The adjectives hausfrauenart (literally, "wife's method") and hausmannskost (literally, "husband's repast or meal") added to the name of a dish means it's a simple concoction served at home, often made without written recipes.

If you're not quite at the hausfrau level, don't worry, we've got you covered with a rouladen recipe.


  • 2 pounds beef brisket, or rump, thinly sliced 

  • 1 to 2 gherkins, or sour pickles, or 1 dill pickle

  • 1 medium onion

  • 2 slices bacon

  • 2 tablespoons mustard

  • 1/2 tablespoon clarified butter

  • 1/2 tablespoon oil

  • 1 carrot, diced

  • 1 to 2 stalks celery, diced

  • 1/2 cup dry red wine

  • 1 bay leaf

  • 1/2 teaspoon salt, or to taste

  • Freshly ground black pepper, to taste

Steps to Make It

  1. Gather the ingredients.

    Ingredients for Germade beef roulade
    The Spruce Eats / Diana Chistruga
  2. Slice the beef about 1/4-inch thick across the large surface (horizontally). This can be done with a slicing machine, by the butcher, or by hand with a very sharp knife. This works best when the meat is partially frozen. You should be able to get 4 to 6 slices from the meat. Lay beef out flat.

    The Spruce Eats / Diana Chistruga
  3. Cut pickle lengthwise into strips and dice the onion and bacon very finely and set aside.

    Pickle and onions
    The Spruce Eats / Diana Chistruga
  4. Spread each beef slice with mustard; fill one end with 2 slices of pickle, 1 to 2 tablespoons of onion, and some diced bacon.

    Spread mustard
    The Spruce Eats / Diana Chistruga 
  5. Roll up from the filled end and tie with string (tie like you are wrapping a present or use a modified blanket stitch), or use turkey lacers (in Germany they are called rouladennadel) to keep the rolls tightly closed.

    Wrapped beef
    The Spruce Eats / Diana Chistruga
  6. Melt the butter and oil in a saucepan or Dutch oven and brown the outside of the roulades in it. Remove the roulades to a plate.
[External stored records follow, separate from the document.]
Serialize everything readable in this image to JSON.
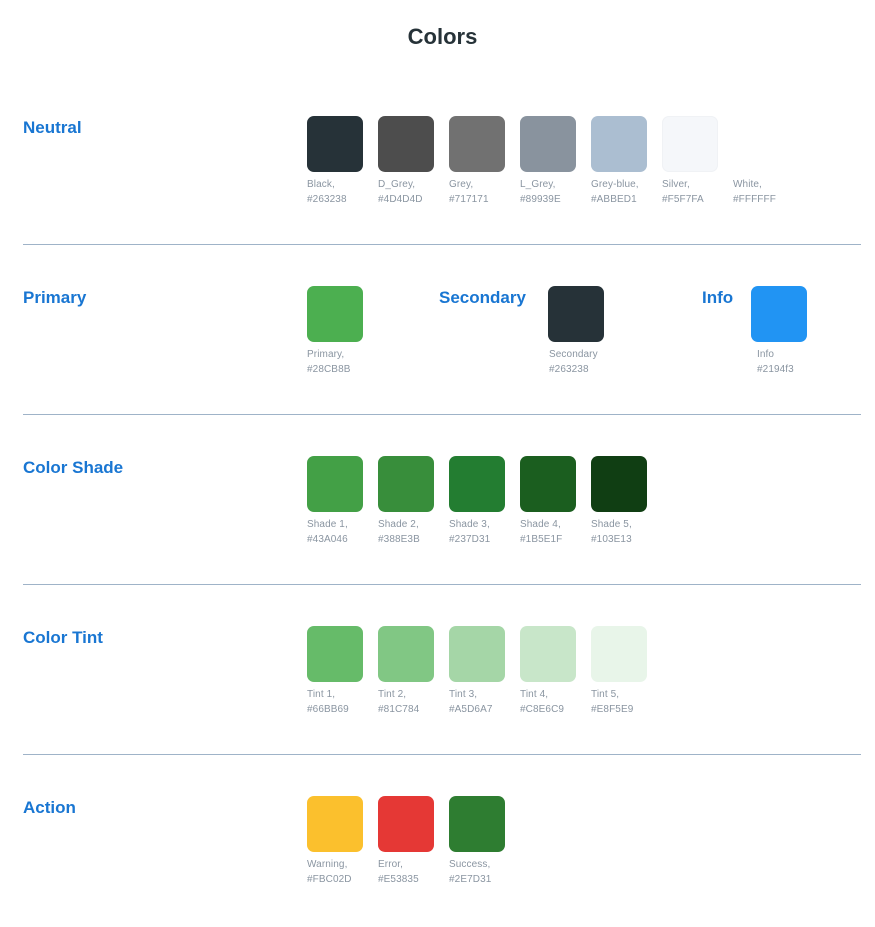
{
  "title": "Colors",
  "sections": [
    {
      "title": "Neutral",
      "swatches": [
        {
          "name": "Black,",
          "hex": "#263238",
          "color": "#263238"
        },
        {
          "name": "D_Grey,",
          "hex": "#4D4D4D",
          "color": "#4D4D4D"
        },
        {
          "name": "Grey,",
          "hex": "#717171",
          "color": "#717171"
        },
        {
          "name": "L_Grey,",
          "hex": "#89939E",
          "color": "#89939E"
        },
        {
          "name": "Grey-blue,",
          "hex": "#ABBED1",
          "color": "#ABBED1"
        },
        {
          "name": "Silver,",
          "hex": "#F5F7FA",
          "color": "#F5F7FA"
        },
        {
          "name": "White,",
          "hex": "#FFFFFF",
          "color": "#FFFFFF"
        }
      ]
    },
    {
      "title": "Primary",
      "secondary_title": "Secondary",
      "info_title": "Info",
      "swatches": [
        {
          "name": "Primary,",
          "hex": "#28CB8B",
          "color": "#4CAF50"
        },
        {
          "name": "Secondary",
          "hex": "#263238",
          "color": "#263238"
        },
        {
          "name": "Info",
          "hex": "#2194f3",
          "color": "#2194F3"
        }
      ]
    },
    {
      "title": "Color Shade",
      "swatches": [
        {
          "name": "Shade 1,",
          "hex": "#43A046",
          "color": "#43A046"
        },
        {
          "name": "Shade 2,",
          "hex": "#388E3B",
          "color": "#388E3B"
        },
        {
          "name": "Shade 3,",
          "hex": "#237D31",
          "color": "#237D31"
        },
        {
          "name": "Shade 4,",
          "hex": "#1B5E1F",
          "color": "#1B5E1F"
        },
        {
          "name": "Shade 5,",
          "hex": "#103E13",
          "color": "#103E13"
        }
      ]
    },
    {
      "title": "Color Tint",
      "swatches": [
        {
          "name": "Tint 1,",
          "hex": "#66BB69",
          "color": "#66BB69"
        },
        {
          "name": "Tint 2,",
          "hex": "#81C784",
          "color": "#81C784"
        },
        {
          "name": "Tint 3,",
          "hex": "#A5D6A7",
          "color": "#A5D6A7"
        },
        {
          "name": "Tint 4,",
          "hex": "#C8E6C9",
          "color": "#C8E6C9"
        },
        {
          "name": "Tint 5,",
          "hex": "#E8F5E9",
          "color": "#E8F5E9"
        }
      ]
    },
    {
      "title": "Action",
      "swatches": [
        {
          "name": "Warning,",
          "hex": "#FBC02D",
          "color": "#FBC02D"
        },
        {
          "name": "Error,",
          "hex": "#E53835",
          "color": "#E53835"
        },
        {
          "name": "Success,",
          "hex": "#2E7D31",
          "color": "#2E7D31"
        }
      ]
    }
  ]
}
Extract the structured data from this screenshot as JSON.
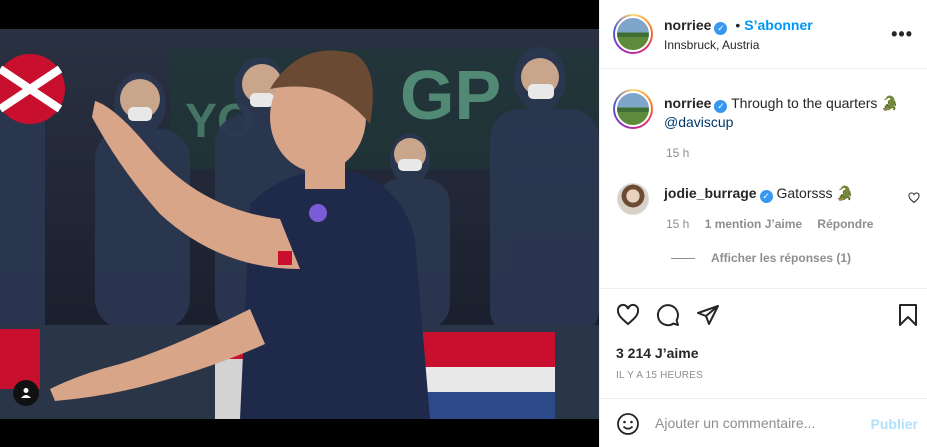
{
  "post": {
    "username": "norriee",
    "follow_label": "S’abonner",
    "dot": "•",
    "location": "Innsbruck, Austria",
    "more_icon": "more-horizontal-icon",
    "more_glyph": "•••"
  },
  "caption": {
    "username": "norriee",
    "text": " Through to the quarters 🐊",
    "mention": "@daviscup",
    "time": "15 h"
  },
  "comment": {
    "username": "jodie_burrage",
    "text": " Gatorsss 🐊",
    "time": "15 h",
    "likes": "1 mention J’aime",
    "reply": "Répondre",
    "view_replies": "Afficher les réponses (1)"
  },
  "actions": {
    "likes": "3 214 J’aime",
    "ago": "IL Y A 15 HEURES",
    "icons": [
      "heart-icon",
      "comment-icon",
      "share-icon",
      "save-icon"
    ]
  },
  "comment_box": {
    "placeholder": "Ajouter un commentaire...",
    "publish": "Publier"
  },
  "colors": {
    "accent": "#0095f6",
    "verified": "#3897f0",
    "muted": "#8e8e8e",
    "publish_disabled": "#b2dffc"
  }
}
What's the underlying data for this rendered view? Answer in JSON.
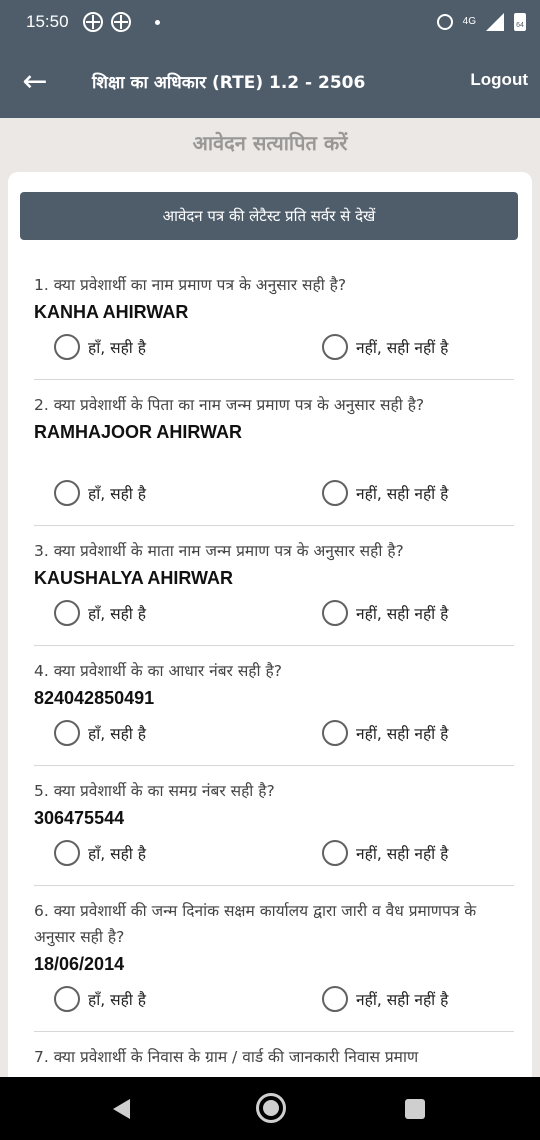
{
  "status_bar": {
    "time": "15:50",
    "network": "4G",
    "battery": "64",
    "icons": [
      "notification-icon",
      "notification-icon",
      "alarm-icon",
      "signal-icon",
      "battery-icon"
    ]
  },
  "app_bar": {
    "back_icon": "arrow-left-icon",
    "title": "शिक्षा का अधिकार (RTE) 1.2 - 2506",
    "logout_label": "Logout"
  },
  "page": {
    "heading": "आवेदन सत्यापित करें",
    "view_latest_label": "आवेदन पत्र की लेटैस्ट प्रति सर्वर से देखें"
  },
  "options": {
    "yes_label": "हाँ, सही है",
    "no_label": "नहीं, सही नहीं है"
  },
  "questions": [
    {
      "text": "1. क्या प्रवेशार्थी का नाम प्रमाण पत्र के अनुसार सही है?",
      "answer": "KANHA AHIRWAR"
    },
    {
      "text": "2. क्या प्रवेशार्थी के पिता का  नाम जन्म प्रमाण पत्र के अनुसार सही है?",
      "answer": "RAMHAJOOR AHIRWAR"
    },
    {
      "text": "3. क्या प्रवेशार्थी के माता नाम जन्म प्रमाण पत्र के अनुसार सही है?",
      "answer": "KAUSHALYA AHIRWAR"
    },
    {
      "text": "4. क्या प्रवेशार्थी के का आधार नंबर सही है?",
      "answer": "824042850491"
    },
    {
      "text": "5. क्या प्रवेशार्थी के का समग्र नंबर सही है?",
      "answer": "306475544"
    },
    {
      "text": "6. क्या प्रवेशार्थी की जन्म दिनांक सक्षम कार्यालय द्वारा जारी व वैध प्रमाणपत्र के अनुसार सही है?",
      "answer": "18/06/2014"
    },
    {
      "text": "7. क्या प्रवेशार्थी के  निवास के ग्राम / वार्ड की जानकारी निवास प्रमाण",
      "answer": ""
    }
  ]
}
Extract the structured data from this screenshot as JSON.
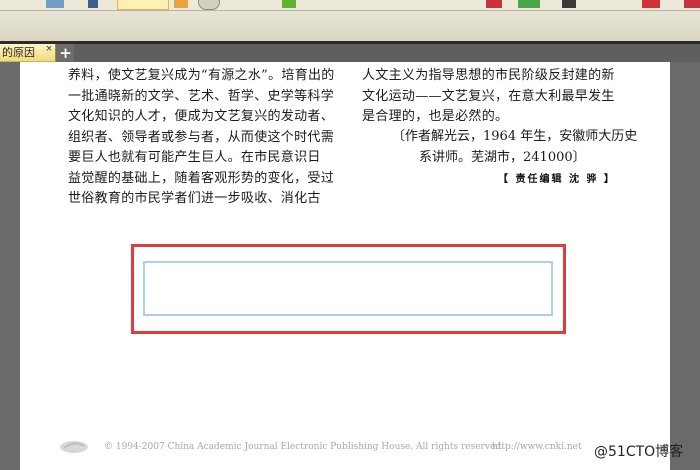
{
  "tab": {
    "title": "的原因",
    "close_glyph": "×",
    "new_tab_glyph": "+"
  },
  "article": {
    "left_lines": [
      "养料，使文艺复兴成为“有源之水”。培育出的",
      "一批通晓新的文学、艺术、哲学、史学等科学",
      "文化知识的人才，便成为文艺复兴的发动者、",
      "组织者、领导者或参与者，从而使这个时代需",
      "要巨人也就有可能产生巨人。在市民意识日",
      "益觉醒的基础上，随着客观形势的变化，受过",
      "世俗教育的市民学者们进一步吸收、消化古"
    ],
    "right_lines": [
      "人文主义为指导思想的市民阶级反封建的新",
      "文化运动——文艺复兴，在意大利最早发生",
      "是合理的，也是必然的。"
    ],
    "author_lines": [
      "〔作者解光云，1964 年生，安徽师大历史",
      "系讲师。芜湖市，241000〕"
    ],
    "editor_note": "【 责任编辑   沈   骅 】"
  },
  "footer": {
    "copyright": "© 1994-2007 China Academic Journal Electronic Publishing House. All rights reserved.",
    "url": "http://www.cnki.net"
  },
  "watermark": "@51CTO博客",
  "form_field": {
    "value": ""
  },
  "colors": {
    "highlight": "#e13c3c",
    "field_border": "#a9d0ee",
    "tab": "#f2d97a"
  }
}
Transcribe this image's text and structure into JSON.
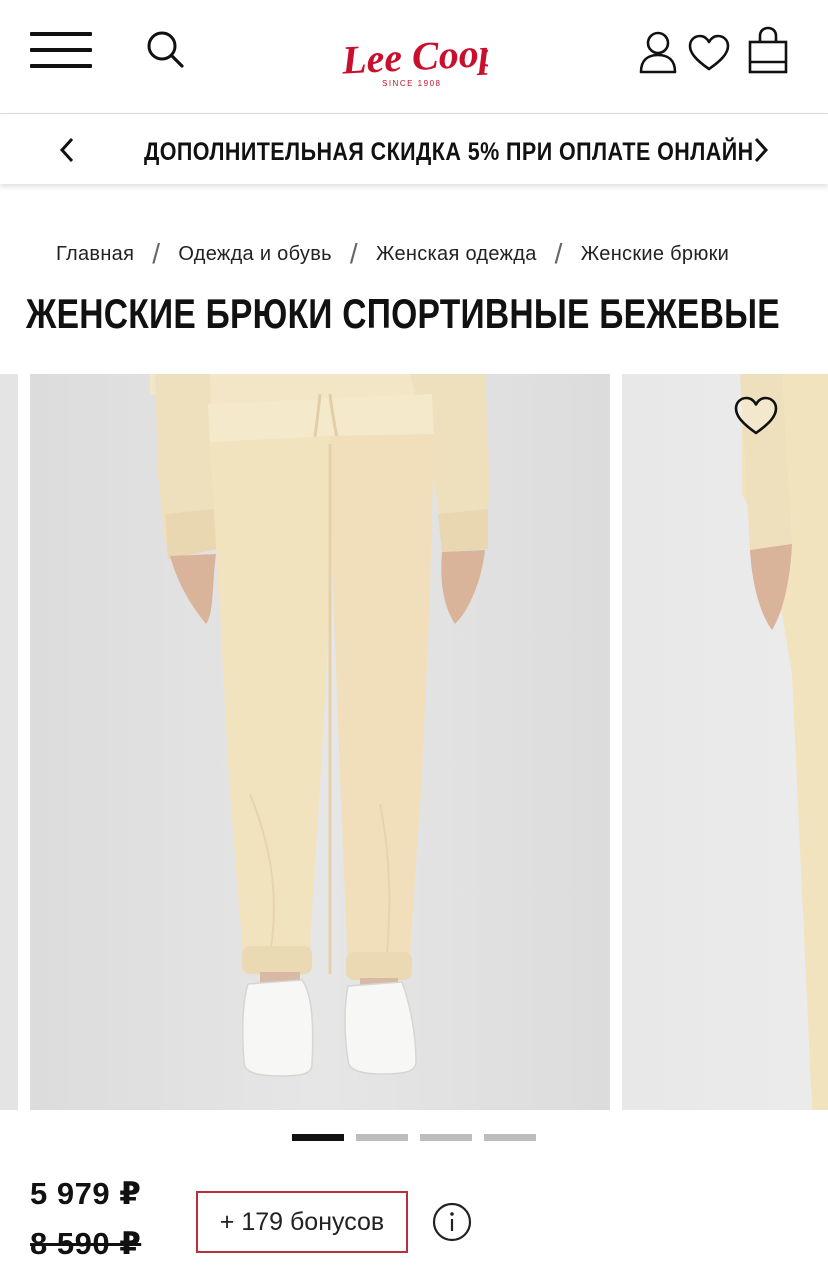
{
  "header": {
    "logo_text": "Lee Cooper",
    "logo_sub": "SINCE 1908",
    "logo_color": "#c8102e"
  },
  "promo": {
    "text": "ДОПОЛНИТЕЛЬНАЯ СКИДКА 5% ПРИ ОПЛАТЕ ОНЛАЙН"
  },
  "breadcrumb": {
    "items": [
      "Главная",
      "Одежда и обувь",
      "Женская одежда",
      "Женские брюки"
    ],
    "separator": "/"
  },
  "product": {
    "title": "ЖЕНСКИЕ БРЮКИ СПОРТИВНЫЕ БЕЖЕВЫЕ",
    "price_current": "5 979 ₽",
    "price_old": "8 590 ₽",
    "bonus": "+ 179 бонусов",
    "image_color": "#f1e2bf"
  },
  "gallery": {
    "slides_total": 4,
    "active_index": 0
  },
  "colors": {
    "accent_border": "#b5323c",
    "text": "#111111"
  }
}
    Melt the butter
    The Spruce Eats / Diana Chistruga
  7. Add the diced carrot and celery, which is known as a suppengrün or mirepoix, to the same pan the rolls were braised in. Sauté for a few minutes, until soft.

    Add diced carrots
    The Spruce Eats / Diana Chistruga
  8. Place the beef rolls back on top of the vegetables, add the red wine and a little water, to make about 1/2-inch of liquid in the pan.

    Place beef on vegetables
    The Spruce Eats / Diana Chistruga
  9. Add the bay leaf, 1/2 teaspoon of salt (depends on how salty the bacon is), and some grinds of pepper.

    Add bay leaf
    The Spruce Eats / Diana Chistruga
  10. Cover and braise over low heat for 2 hours, or until beef is tender.

    Cover and braise
    The Spruce Eats / Diana Chistruga
  11. Remove beef roulades and keep warm.

    Remove beef
    The Spruce Eats / Diana Chistruga
  12. Purée sauce and thicken (optional) with a little cream, sour cream, or Wondra flour (known as sossenbinder in Germany). Season to taste with more salt and pepper as needed.

    Puree sauce
    The Spruce Eats / Diana Chistruga
  13. Place roulades back in the sauce until serving time.

    Place roulades back
    The Spruce Eats / Diana Chistruga
  14. Serve with boiled potatoes (dampfkartoffeln or parsley potatoes) or spaetzle noodles and red cabbage.

    The Spruce Eats / Diana Chistruga
  15. Enjoy!

    The Spruce Eats / Diana Chistruga